Mathematical modeling of disinformation and effectiveness of mitigation policies
|Mathematical modeling of disinformation and effectiveness of mitigation policies
|Year of Publication
|Butts, DJ, Bollman, SA, Murillo, MS

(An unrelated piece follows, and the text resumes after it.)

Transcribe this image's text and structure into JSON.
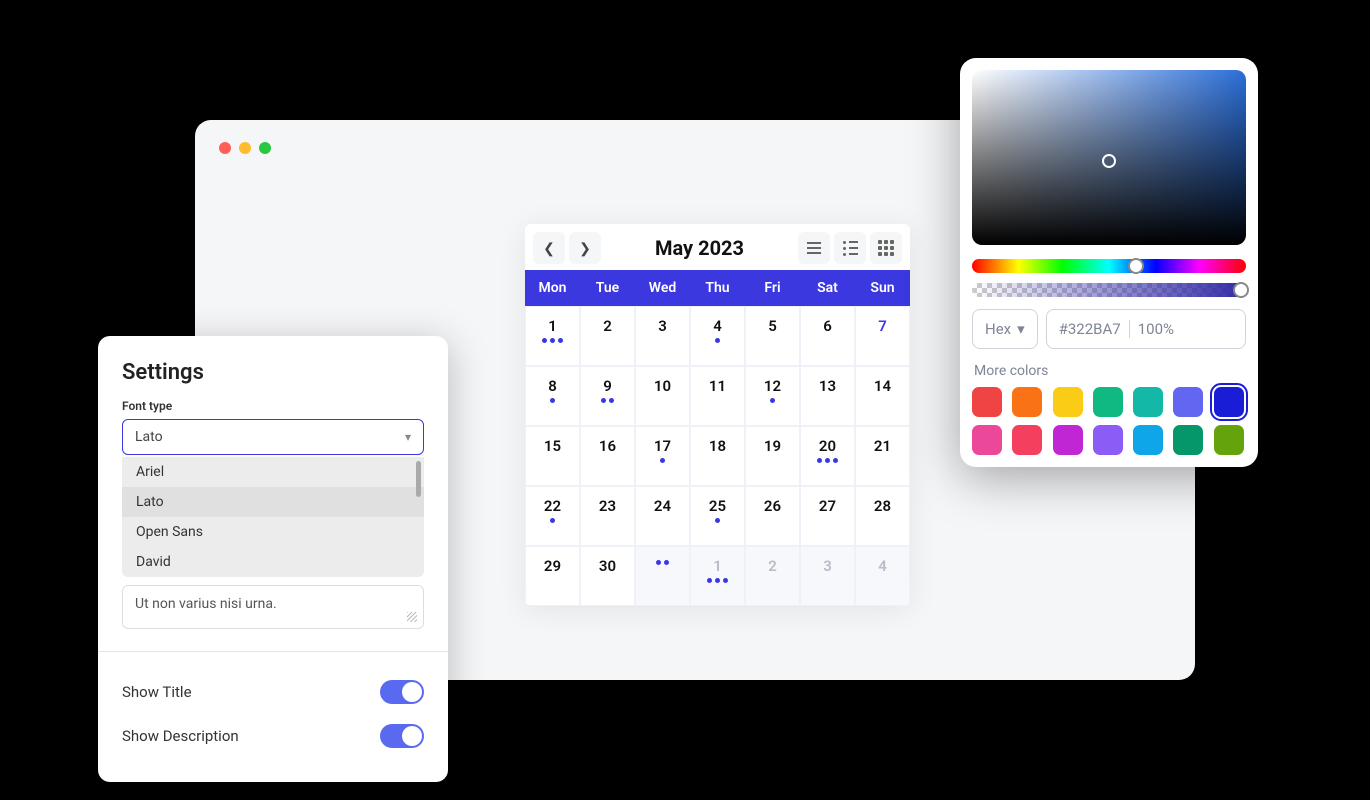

Disinformation is spread to manipulate public opinion for malicious purposes. Mathematical modeling was used to examine and optimize several strategies for combating disinformation—content moderation, education, and counter-campaigns. We implemented these strategies in a modified binary agreement model and investigated their impacts on properties of the tipping point. Social interactions were described by weighted, directed, and heterogeneous networks. Real social network data was examined as well. We find that content moderation achieved by removing randomly selected agents who spread disinformation is comparable to that achieved by removing highly influential agents; removing disinformation anywhere in a network could be an effective way to counter disinformation. An education strategy that increases public skepticism was more effective than one that targets already biased agents. Successful counter-campaign strategies required a substantial population of agents to influence other agents to oppose disinformation. These results can be used to inform choices of effective strategies for combating disinformation.